_GIVEN RECORDS_.
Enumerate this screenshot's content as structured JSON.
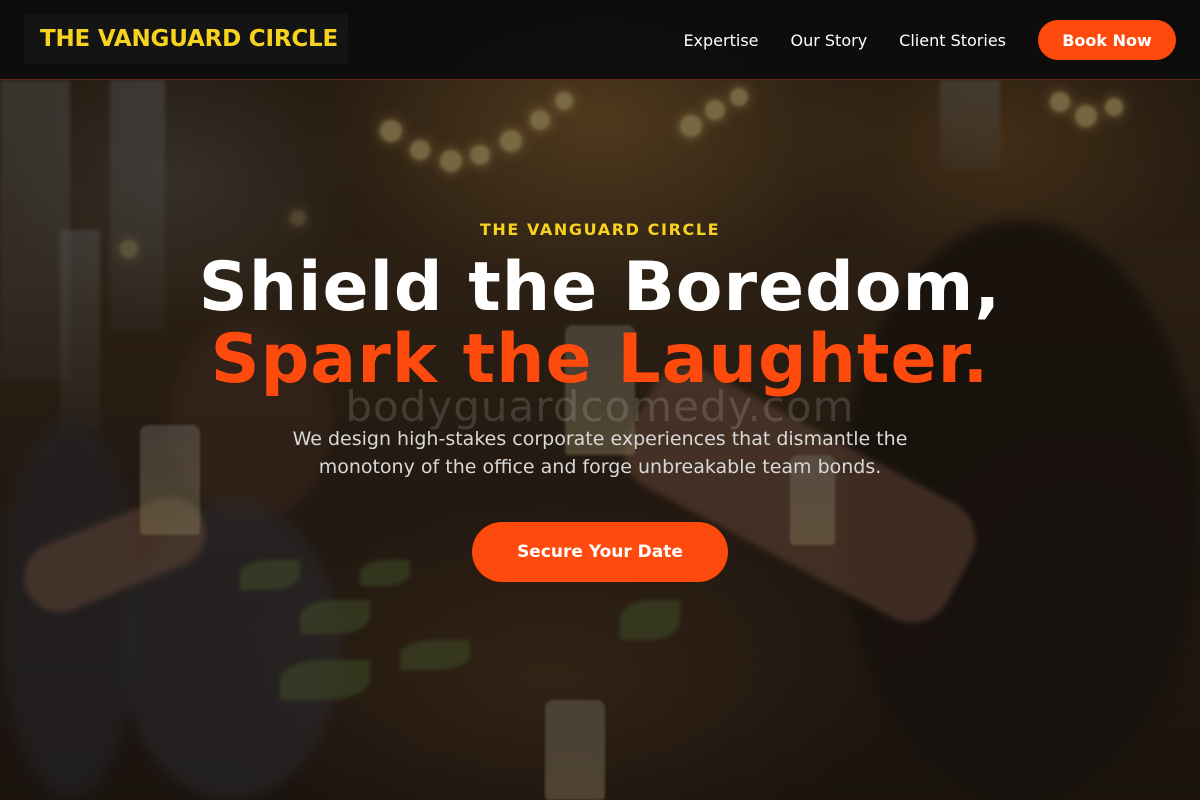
{
  "nav": {
    "logo": "THE VANGUARD CIRCLE",
    "links": [
      "Expertise",
      "Our Story",
      "Client Stories"
    ],
    "cta": "Book Now"
  },
  "hero": {
    "eyebrow": "THE VANGUARD CIRCLE",
    "headline_line1": "Shield the Boredom,",
    "headline_line2": "Spark the Laughter.",
    "watermark": "bodyguardcomedy.com",
    "subtext": "We design high-stakes corporate experiences that dismantle the monotony of the office and forge unbreakable team bonds.",
    "cta": "Secure Your Date"
  },
  "colors": {
    "accent": "#ff4a0d",
    "logo_yellow": "#f7d21e",
    "nav_bg": "#0c0c0c"
  }
}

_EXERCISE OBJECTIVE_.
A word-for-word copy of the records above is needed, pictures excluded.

_ANSWER TO THE PROBLEM_.
Enumerate this screenshot's content as structured JSON.
{
  "nav": {
    "logo": "THE VANGUARD CIRCLE",
    "links": [
      "Expertise",
      "Our Story",
      "Client Stories"
    ],
    "cta": "Book Now"
  },
  "hero": {
    "eyebrow": "THE VANGUARD CIRCLE",
    "headline_line1": "Shield the Boredom,",
    "headline_line2": "Spark the Laughter.",
    "watermark": "bodyguardcomedy.com",
    "subtext": "We design high-stakes corporate experiences that dismantle the monotony of the office and forge unbreakable team bonds.",
    "cta": "Secure Your Date"
  },
  "colors": {
    "accent": "#ff4a0d",
    "logo_yellow": "#f7d21e",
    "nav_bg": "#0c0c0c"
  }
}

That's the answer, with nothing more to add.